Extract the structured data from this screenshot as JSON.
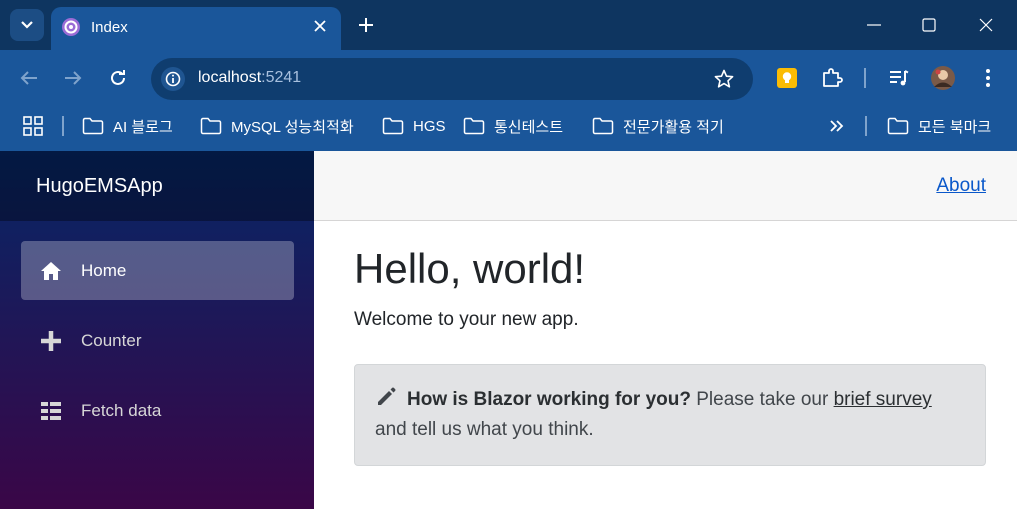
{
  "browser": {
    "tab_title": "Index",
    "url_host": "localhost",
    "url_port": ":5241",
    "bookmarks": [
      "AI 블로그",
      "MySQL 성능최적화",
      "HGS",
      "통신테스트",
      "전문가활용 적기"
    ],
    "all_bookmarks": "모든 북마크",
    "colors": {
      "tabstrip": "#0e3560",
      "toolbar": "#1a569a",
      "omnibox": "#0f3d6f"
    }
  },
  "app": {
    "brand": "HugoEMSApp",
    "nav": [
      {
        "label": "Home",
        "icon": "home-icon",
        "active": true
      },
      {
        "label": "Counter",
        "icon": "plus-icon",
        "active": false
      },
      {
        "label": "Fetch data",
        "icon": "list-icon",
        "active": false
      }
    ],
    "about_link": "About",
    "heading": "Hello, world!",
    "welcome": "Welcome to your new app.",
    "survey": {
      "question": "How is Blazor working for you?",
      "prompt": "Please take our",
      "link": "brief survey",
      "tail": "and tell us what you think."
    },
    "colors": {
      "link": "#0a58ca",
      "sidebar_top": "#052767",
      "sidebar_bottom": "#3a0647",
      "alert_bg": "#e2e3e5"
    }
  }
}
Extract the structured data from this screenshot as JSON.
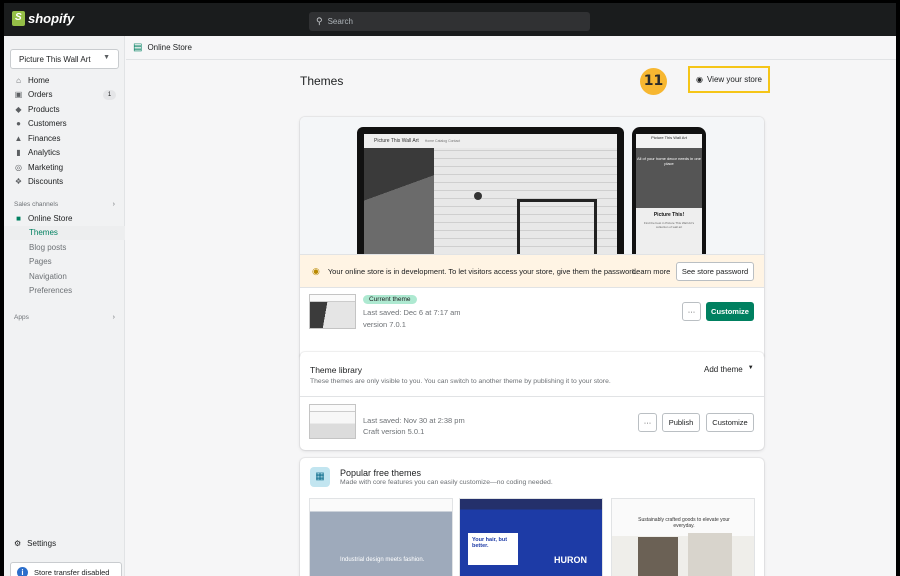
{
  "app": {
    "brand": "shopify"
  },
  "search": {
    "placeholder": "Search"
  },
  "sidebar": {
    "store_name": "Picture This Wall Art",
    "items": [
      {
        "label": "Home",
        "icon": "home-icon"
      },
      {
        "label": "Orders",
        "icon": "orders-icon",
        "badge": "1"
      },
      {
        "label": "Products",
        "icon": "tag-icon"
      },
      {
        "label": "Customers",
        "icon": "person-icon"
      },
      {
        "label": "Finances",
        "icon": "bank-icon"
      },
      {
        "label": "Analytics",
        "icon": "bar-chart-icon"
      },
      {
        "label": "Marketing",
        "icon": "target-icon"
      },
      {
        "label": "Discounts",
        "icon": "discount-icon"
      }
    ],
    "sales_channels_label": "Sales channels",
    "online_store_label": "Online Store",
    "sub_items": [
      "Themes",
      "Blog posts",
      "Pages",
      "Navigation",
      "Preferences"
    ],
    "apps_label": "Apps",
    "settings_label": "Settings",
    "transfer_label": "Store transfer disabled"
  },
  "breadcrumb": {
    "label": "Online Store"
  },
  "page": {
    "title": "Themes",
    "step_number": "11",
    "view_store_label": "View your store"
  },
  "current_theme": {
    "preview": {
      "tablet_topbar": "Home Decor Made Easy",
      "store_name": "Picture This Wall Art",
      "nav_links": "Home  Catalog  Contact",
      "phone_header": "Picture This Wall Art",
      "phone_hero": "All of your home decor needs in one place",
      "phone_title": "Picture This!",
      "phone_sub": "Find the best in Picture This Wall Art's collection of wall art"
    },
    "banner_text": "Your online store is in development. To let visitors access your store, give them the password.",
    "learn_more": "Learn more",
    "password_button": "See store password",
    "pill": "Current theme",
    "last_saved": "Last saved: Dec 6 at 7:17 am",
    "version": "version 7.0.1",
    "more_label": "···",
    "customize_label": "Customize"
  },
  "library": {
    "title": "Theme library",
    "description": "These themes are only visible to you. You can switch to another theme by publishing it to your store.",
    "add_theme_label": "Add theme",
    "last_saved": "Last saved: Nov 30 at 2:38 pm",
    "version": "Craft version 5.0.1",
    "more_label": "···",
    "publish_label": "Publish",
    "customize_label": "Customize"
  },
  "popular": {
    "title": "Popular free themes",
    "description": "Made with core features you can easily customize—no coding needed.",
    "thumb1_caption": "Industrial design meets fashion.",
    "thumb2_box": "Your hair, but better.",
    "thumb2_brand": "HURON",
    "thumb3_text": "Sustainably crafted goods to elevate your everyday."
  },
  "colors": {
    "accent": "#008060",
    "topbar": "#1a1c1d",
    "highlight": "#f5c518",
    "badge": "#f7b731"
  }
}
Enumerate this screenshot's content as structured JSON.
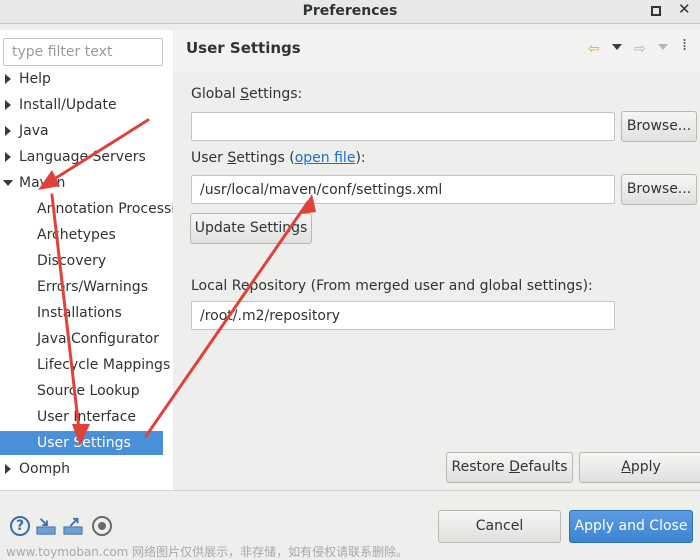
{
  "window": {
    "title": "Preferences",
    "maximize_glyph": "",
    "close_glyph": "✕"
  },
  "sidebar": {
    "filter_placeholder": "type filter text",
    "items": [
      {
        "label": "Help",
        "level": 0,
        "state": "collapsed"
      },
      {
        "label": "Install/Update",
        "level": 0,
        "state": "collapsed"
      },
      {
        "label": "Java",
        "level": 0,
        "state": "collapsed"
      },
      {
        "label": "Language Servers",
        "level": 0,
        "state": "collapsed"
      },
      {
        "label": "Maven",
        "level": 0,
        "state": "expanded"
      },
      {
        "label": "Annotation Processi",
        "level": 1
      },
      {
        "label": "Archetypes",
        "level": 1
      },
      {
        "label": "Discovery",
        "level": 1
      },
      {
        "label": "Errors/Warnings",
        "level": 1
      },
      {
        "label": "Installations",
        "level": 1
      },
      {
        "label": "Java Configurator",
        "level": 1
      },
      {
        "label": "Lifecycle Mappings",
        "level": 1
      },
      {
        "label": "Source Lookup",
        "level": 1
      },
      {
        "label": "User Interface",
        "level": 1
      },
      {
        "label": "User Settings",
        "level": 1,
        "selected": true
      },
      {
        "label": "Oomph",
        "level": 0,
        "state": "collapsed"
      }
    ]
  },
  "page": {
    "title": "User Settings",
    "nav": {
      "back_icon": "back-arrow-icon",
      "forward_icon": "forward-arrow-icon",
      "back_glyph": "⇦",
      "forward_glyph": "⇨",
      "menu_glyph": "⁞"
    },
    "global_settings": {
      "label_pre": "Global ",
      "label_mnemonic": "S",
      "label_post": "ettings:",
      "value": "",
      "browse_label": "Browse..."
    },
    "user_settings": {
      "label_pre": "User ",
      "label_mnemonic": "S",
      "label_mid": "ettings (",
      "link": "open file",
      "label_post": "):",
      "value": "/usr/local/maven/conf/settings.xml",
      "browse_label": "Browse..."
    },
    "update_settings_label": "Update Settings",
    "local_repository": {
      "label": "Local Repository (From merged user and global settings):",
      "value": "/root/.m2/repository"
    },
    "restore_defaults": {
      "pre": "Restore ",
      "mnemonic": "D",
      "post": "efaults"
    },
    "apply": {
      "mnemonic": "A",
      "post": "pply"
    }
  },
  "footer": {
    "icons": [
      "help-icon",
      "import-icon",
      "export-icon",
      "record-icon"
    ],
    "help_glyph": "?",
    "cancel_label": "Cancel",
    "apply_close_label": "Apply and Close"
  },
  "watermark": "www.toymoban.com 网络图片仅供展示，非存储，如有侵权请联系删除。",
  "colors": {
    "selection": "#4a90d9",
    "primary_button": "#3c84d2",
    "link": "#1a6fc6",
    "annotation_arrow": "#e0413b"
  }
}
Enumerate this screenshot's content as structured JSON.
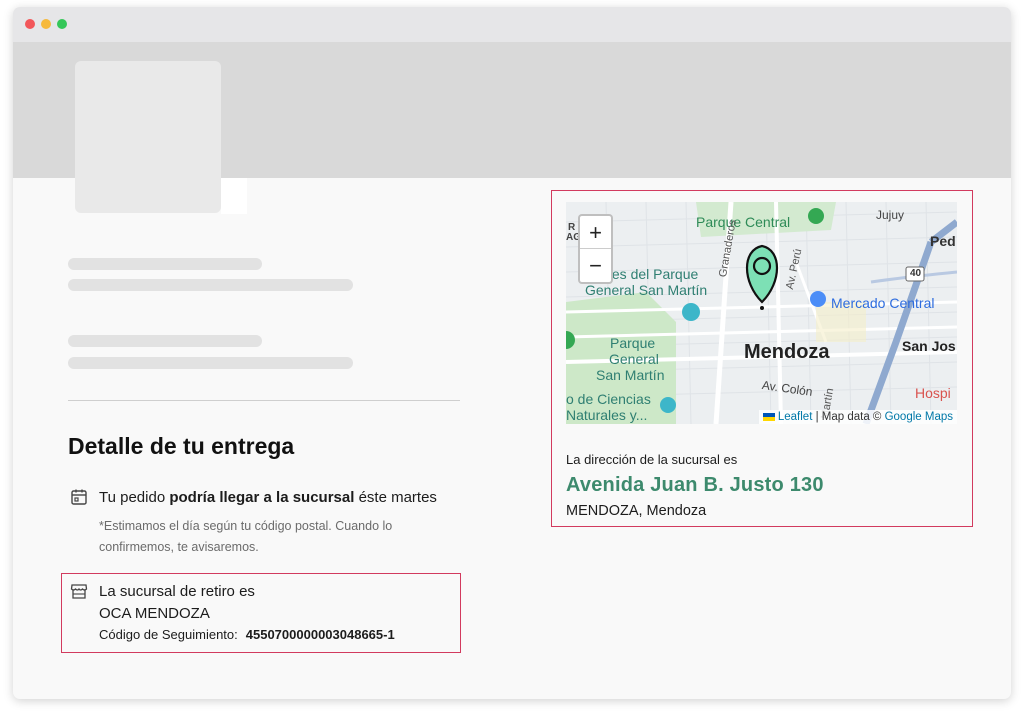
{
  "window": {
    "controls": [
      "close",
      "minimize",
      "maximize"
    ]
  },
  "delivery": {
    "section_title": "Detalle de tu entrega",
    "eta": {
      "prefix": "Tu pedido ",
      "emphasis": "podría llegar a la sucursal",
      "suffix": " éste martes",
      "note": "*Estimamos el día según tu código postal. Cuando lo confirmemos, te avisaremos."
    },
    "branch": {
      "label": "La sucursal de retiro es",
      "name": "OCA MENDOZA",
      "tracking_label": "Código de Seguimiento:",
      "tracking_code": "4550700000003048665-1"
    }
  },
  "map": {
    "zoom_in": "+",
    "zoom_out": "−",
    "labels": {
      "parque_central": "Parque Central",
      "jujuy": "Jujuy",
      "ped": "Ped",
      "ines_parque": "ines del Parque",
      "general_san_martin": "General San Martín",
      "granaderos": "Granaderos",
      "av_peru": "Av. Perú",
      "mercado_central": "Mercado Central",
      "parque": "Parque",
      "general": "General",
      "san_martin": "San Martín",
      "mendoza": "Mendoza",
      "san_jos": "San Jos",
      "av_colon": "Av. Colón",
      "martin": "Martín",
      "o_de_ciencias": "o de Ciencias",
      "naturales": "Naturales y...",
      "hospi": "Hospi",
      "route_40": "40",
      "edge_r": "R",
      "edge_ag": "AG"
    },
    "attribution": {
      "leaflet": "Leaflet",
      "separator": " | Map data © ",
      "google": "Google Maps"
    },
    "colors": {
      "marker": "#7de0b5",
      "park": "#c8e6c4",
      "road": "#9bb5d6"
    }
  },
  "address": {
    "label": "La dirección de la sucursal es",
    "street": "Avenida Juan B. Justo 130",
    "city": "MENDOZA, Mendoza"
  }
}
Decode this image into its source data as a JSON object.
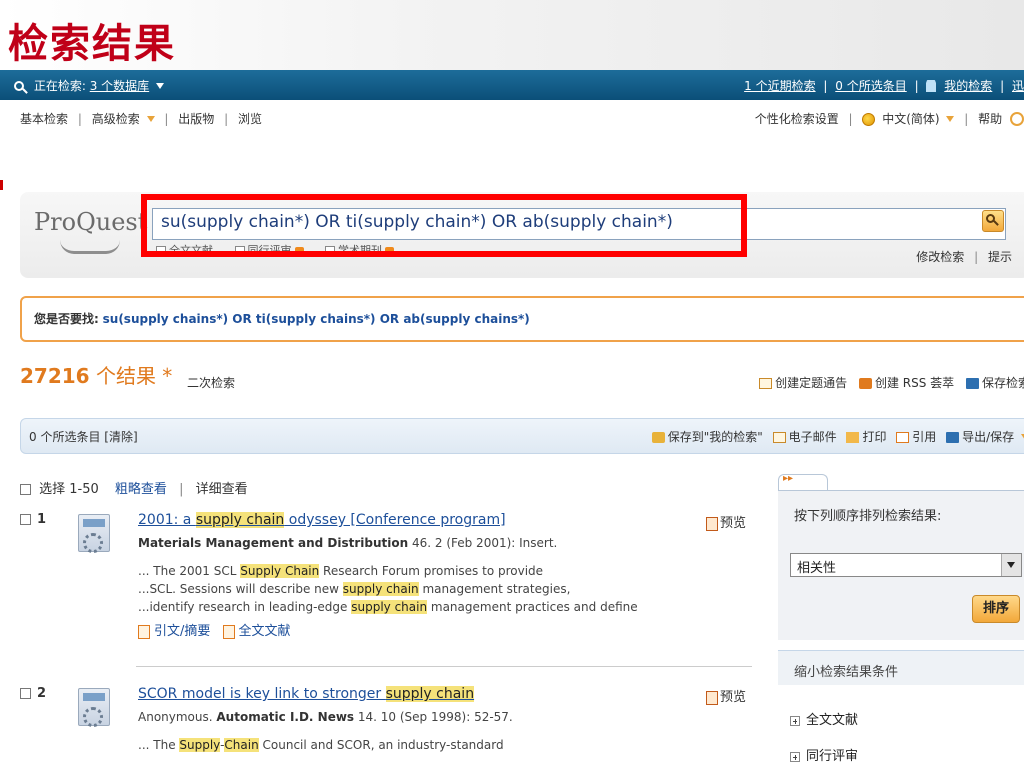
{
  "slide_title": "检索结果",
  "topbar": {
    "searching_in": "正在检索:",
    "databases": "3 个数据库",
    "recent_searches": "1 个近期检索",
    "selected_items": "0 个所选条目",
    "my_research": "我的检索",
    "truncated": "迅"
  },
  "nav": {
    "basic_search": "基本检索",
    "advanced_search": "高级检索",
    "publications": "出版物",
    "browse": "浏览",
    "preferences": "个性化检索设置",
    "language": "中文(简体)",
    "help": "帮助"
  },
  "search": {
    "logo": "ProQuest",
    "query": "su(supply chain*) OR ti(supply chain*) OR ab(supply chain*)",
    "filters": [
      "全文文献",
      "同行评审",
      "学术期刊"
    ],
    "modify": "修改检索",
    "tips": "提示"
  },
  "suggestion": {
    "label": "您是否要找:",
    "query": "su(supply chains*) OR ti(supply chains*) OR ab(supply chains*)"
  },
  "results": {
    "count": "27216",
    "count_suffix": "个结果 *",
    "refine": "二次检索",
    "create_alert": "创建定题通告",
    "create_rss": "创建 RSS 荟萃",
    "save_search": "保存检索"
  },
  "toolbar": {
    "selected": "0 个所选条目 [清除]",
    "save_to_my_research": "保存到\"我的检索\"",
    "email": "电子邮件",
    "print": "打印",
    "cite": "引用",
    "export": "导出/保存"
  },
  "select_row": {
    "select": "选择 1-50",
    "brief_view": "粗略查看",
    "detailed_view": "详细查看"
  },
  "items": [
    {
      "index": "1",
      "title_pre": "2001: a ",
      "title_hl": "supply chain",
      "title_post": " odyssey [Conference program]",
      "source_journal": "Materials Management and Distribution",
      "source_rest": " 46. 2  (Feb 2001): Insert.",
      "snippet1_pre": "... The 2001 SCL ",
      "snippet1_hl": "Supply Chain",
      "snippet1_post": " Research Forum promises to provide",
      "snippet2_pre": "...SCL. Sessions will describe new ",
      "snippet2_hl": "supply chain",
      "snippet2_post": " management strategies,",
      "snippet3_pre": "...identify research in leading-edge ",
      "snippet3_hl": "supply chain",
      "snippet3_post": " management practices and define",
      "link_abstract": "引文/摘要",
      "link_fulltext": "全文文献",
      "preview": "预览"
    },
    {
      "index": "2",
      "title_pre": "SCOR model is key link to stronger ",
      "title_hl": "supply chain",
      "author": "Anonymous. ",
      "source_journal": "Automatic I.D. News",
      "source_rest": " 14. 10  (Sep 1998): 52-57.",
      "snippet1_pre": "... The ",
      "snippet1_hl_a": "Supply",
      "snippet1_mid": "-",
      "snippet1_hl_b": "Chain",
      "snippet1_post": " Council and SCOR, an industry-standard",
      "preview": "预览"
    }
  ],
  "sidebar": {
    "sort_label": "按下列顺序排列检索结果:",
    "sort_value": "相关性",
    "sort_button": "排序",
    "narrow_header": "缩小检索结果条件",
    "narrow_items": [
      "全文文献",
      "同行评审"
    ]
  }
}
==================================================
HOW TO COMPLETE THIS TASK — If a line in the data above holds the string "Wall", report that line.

SOLUTION FOR THIS TASK —
    "store_name": "Picture This Wall Art",
      "store_name": "Picture This Wall Art",
      "phone_header": "Picture This Wall Art",
      "phone_sub": "Find the best in Picture This Wall Art's collection of wall art"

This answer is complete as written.